* WHAT YOU ARE ASKED TO DO: In the copy, include every entry exactly but none of its images.

== THE DATA

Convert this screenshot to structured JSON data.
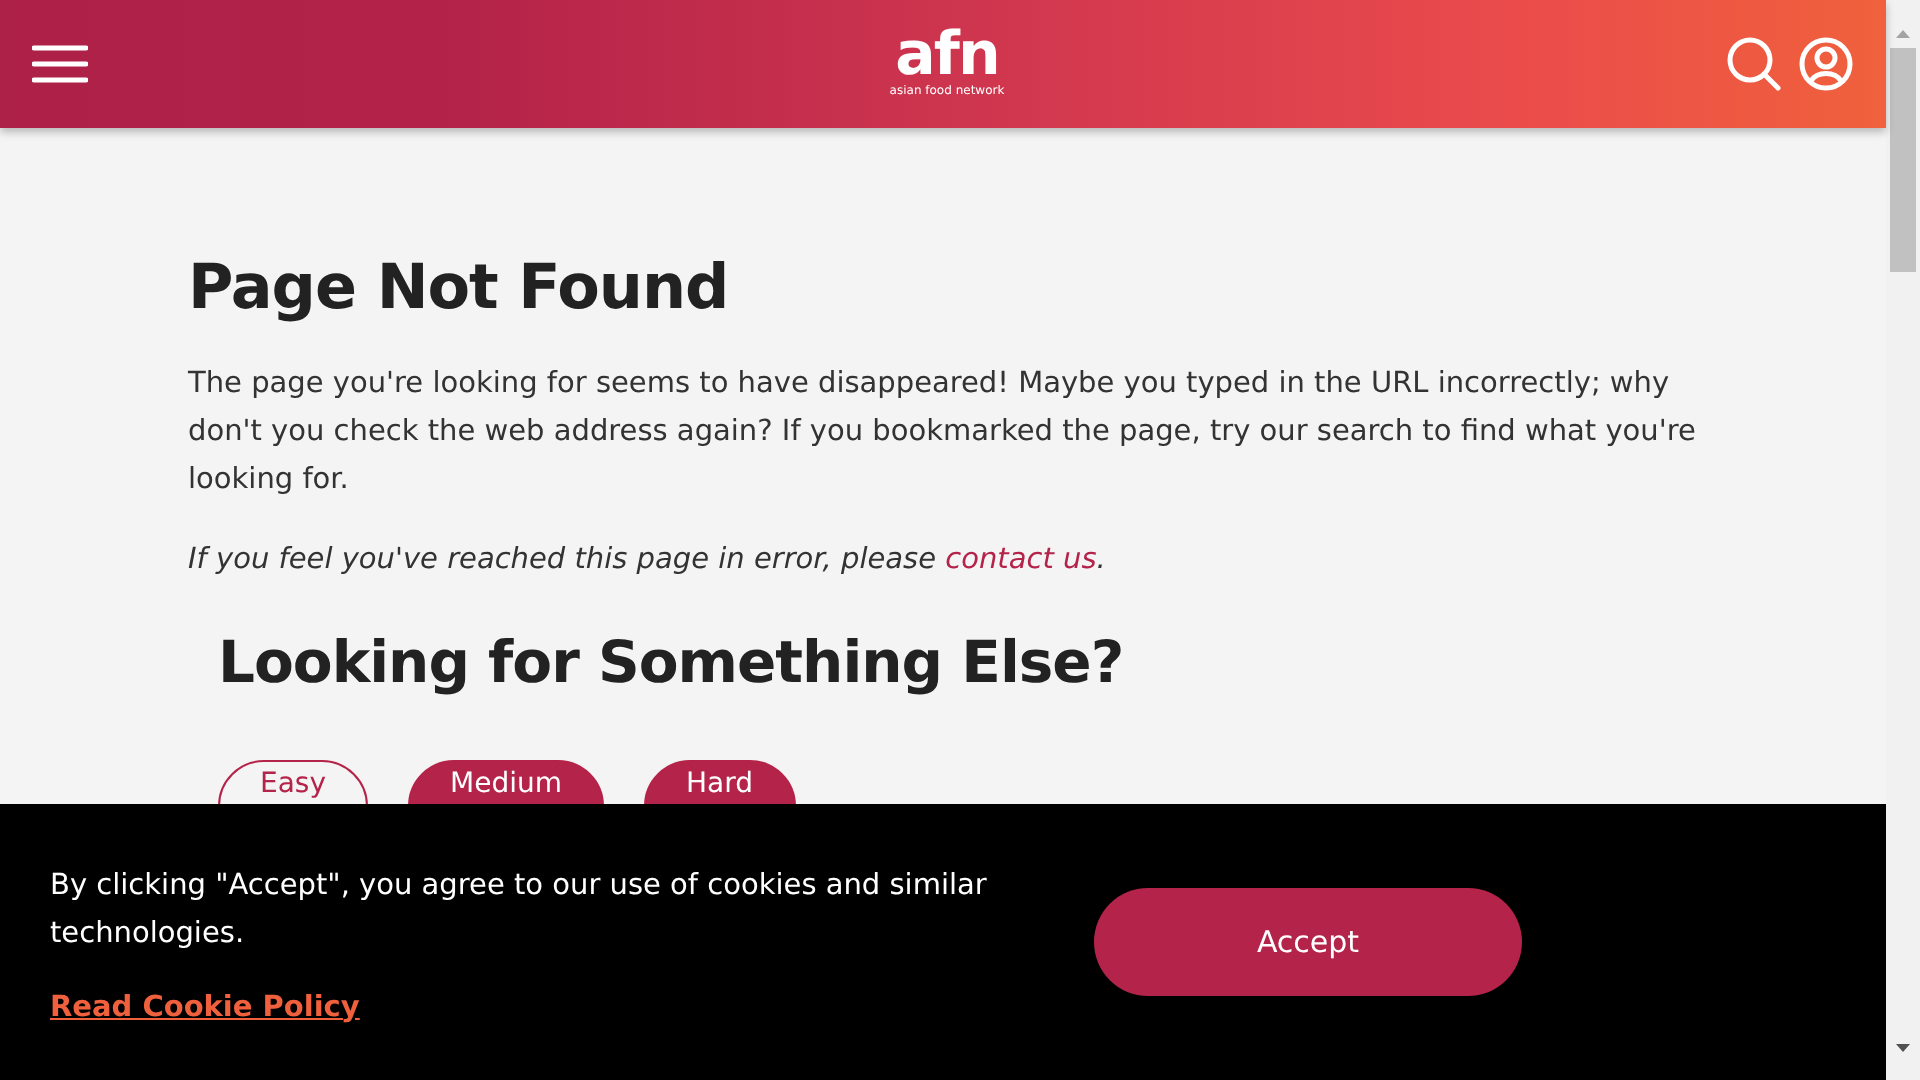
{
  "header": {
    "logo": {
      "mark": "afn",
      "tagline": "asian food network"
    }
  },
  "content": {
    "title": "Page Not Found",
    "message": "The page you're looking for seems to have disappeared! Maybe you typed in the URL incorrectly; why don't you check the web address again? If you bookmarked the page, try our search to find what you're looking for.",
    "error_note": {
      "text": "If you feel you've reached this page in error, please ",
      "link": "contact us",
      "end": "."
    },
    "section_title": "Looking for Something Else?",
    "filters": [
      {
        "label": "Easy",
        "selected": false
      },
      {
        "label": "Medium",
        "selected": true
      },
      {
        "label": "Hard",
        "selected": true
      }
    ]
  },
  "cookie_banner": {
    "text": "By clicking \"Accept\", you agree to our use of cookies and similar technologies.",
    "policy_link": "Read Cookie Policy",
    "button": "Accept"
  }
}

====

* SOLUTION TO THE PROBLEM:
Convert this screenshot to structured JSON data.
{
  "header": {
    "logo": {
      "mark": "afn",
      "tagline": "asian food network"
    }
  },
  "content": {
    "title": "Page Not Found",
    "message": "The page you're looking for seems to have disappeared! Maybe you typed in the URL incorrectly; why don't you check the web address again? If you bookmarked the page, try our search to find what you're looking for.",
    "error_note": {
      "text": "If you feel you've reached this page in error, please ",
      "link": "contact us",
      "end": "."
    },
    "section_title": "Looking for Something Else?",
    "filters": [
      {
        "label": "Easy",
        "selected": false
      },
      {
        "label": "Medium",
        "selected": true
      },
      {
        "label": "Hard",
        "selected": true
      }
    ]
  },
  "cookie_banner": {
    "text": "By clicking \"Accept\", you agree to our use of cookies and similar technologies.",
    "policy_link": "Read Cookie Policy",
    "button": "Accept"
  }
}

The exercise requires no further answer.